Northern Ireland schools face £350m cash black hole with 400 in red
Schools in Northern Ireland are facing a £350million funding black hole, an education official has warned.
Education Authority chief executive Gavin Boyd gave the stark assessment of the budget crisis with a warning some 400 schools will be overdrawn at the end of this year.
He told the BBC those schools would be in the red to the tune of £50m collectively with 2017-18 set to be the first year ever school deficits will outstrip school surpluses.
The increase in pupil numbers was said to be one contributing factor.
One principal told the BBC she faced sleepless night and all because of her school's financial situation.
Another, Principal of Hazelwood Integrated College, Kathleen Gormley said she would "love to have the luxury of going into the red".
"That is simply not an option for my school and many others," she said.
"I am expected to meet the growing population of north Belfast, employ staff for that and the extra expenditure and all with a decreasing school budget."
She said her teachers were undertaking work in their own time "out of goodwill and that goodwill is being eroded, the least that could be done was a 1% pay rise could be released".
"Decision needed to be taken before you have a serious issue... sometimes its not about making a right or wrong decision, it's about a decision."
Mr Boyd said eduction funding had dropped behind the rate of inflation representing around a £200m deficit since 2010 and if his organisation's budget did not increase there would be a funding gap of around £350m by 2020.
Alliance MLA Chris Lyttle said as well as a need for additional investment there needed to be radical reform of the education system. He also said parents were being relied upon increasingly to bridge the funding gap.
He said, like health, an expert panel should be appointed to review the system and make recommendations on reform.

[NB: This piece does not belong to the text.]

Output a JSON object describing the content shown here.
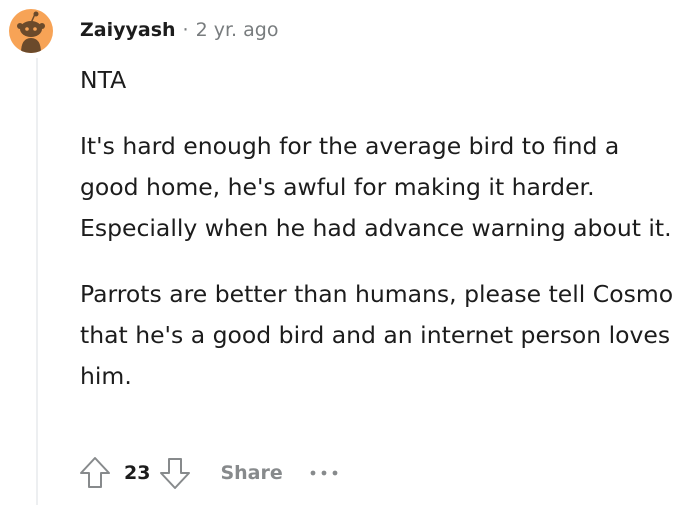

"This is about taking the politics out of this and taking necessary action," he said.
"The status quo is not an option."
Belfast Telegraph Digital